Greece is one of the foremost countries in shipping, with thousands of cargo crates stacked in ports all over the country every day. So, what happens when these containers are abandoned at ports, as is usually the case due to return costs?

At Astydama we see Cargotecture as an ideal solution that can answer that question, by significantly reducing construction costs and time, while promoting green real estate development. The architectural use of cargo containers used in shipping via upcycling is a new trend that gives smart, sustainable solutions to several challenges in the sector, and then some! Not only does Cargotecture boost efficiency in real estate development, it also considerably increases the positive environmental footprint of a project, in a neatly modern styled package, or… ‘box’.

We believe that a real estate product using cargo containers, instead of traditional brick and mortar materials, can cut costs by up to 30%. And all this while essentially upcycling scrap, and reducing the use of natural resources, such as timber, minerals, and of course, energy. It goes without saying that necessary modifications need to be made, but even so, when considering construction speed, the benefits become even more evident, as a container-based construction can be completed within a month in total.

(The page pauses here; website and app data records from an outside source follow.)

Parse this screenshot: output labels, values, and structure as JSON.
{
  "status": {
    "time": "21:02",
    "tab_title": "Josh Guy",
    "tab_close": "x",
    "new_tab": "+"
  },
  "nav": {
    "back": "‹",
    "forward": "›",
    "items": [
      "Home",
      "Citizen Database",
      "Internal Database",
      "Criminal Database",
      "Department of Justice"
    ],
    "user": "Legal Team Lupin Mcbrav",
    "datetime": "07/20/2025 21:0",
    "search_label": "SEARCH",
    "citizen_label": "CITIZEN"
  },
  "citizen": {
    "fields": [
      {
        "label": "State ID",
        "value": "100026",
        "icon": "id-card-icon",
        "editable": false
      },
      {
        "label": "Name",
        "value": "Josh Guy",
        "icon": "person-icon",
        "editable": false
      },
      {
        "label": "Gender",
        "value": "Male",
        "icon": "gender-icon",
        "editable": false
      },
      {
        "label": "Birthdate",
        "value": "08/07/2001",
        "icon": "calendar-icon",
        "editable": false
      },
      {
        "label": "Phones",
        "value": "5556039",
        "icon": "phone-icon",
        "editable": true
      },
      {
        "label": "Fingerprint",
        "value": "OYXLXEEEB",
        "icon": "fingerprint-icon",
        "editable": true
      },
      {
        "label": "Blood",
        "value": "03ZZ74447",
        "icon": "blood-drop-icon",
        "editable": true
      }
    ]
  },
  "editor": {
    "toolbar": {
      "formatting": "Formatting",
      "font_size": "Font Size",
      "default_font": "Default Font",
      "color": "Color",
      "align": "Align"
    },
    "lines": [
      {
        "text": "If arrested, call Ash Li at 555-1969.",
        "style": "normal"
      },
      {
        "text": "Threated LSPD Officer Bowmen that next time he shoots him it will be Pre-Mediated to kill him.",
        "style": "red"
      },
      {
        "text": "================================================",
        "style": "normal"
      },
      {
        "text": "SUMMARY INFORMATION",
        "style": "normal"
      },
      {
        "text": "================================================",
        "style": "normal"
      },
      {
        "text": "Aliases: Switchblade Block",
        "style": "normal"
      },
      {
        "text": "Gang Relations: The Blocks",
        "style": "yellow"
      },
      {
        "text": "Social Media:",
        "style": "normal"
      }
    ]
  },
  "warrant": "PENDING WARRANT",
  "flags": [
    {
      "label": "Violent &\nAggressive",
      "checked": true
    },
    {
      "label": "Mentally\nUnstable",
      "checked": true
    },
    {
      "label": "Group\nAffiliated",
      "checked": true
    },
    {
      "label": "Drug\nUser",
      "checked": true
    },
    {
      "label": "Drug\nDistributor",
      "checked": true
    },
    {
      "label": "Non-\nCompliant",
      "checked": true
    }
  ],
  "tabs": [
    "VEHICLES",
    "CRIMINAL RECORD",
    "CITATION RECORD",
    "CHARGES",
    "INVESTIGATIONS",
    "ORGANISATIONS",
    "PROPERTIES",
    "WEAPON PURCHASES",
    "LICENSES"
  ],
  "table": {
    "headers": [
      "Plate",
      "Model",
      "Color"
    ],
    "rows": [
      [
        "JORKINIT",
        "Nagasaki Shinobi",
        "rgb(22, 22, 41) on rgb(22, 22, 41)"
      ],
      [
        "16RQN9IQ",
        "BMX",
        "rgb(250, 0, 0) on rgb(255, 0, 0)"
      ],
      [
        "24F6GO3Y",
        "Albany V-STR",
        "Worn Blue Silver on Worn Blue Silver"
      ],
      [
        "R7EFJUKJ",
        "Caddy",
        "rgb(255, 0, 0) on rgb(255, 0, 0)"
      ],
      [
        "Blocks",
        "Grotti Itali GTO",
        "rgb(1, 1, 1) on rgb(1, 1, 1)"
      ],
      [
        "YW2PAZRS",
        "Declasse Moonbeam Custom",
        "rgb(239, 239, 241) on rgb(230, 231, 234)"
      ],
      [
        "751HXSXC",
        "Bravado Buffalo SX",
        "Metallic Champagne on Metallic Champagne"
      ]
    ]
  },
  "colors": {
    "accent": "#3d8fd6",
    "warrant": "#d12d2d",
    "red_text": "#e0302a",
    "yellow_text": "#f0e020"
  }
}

Five cargo crates that have been transformed into holiday homes sitting on a bed of water.

When properly handled, these containers are meant to last, and survive, a lifetime. Sturdier than many building materials, containers are built to protect cargo during oceanic waves, storms, as well as adverse transport conditions on land, proving to be a lifesaver during earthquakes and other disasters, which are sadly becoming commonplace due to climate change.

Cargotecture is not merely a fun DIY activity. It needs to be carried out professionally, following specific standards (for example, containers painted with lead-based tinctures shouldn’t be used), and applying all necessary modifications, such as insulation, structural reinforcements etc.

Overall, the potential is vast, and can be particularly noted in several new Cargotecture projects, both residential and commercial, popping up all over the world. When applied properly, this methodology could considerably reduce environmental stress from real estate projects, by minimising use of raw materials, as well as construction timeframes (and, of course, resources spent).

A cargo crate that has been converted into a home surrounded by trees.

We see a bright future for Cargotecture in Greece, where costs can be further squeezed due to the country’s mild climate, and abundant natural resources in renewables which can be combined smartly creating micro-grids in modern development projects.

We’re already in the process of planning the development of a cargo-container based project in Athens. The idea is to create a sustainable venture with a positive impact, both social and environmental. Stay tuned for more!

Contact us for more information about Cargotecture, or to learn more about our projects.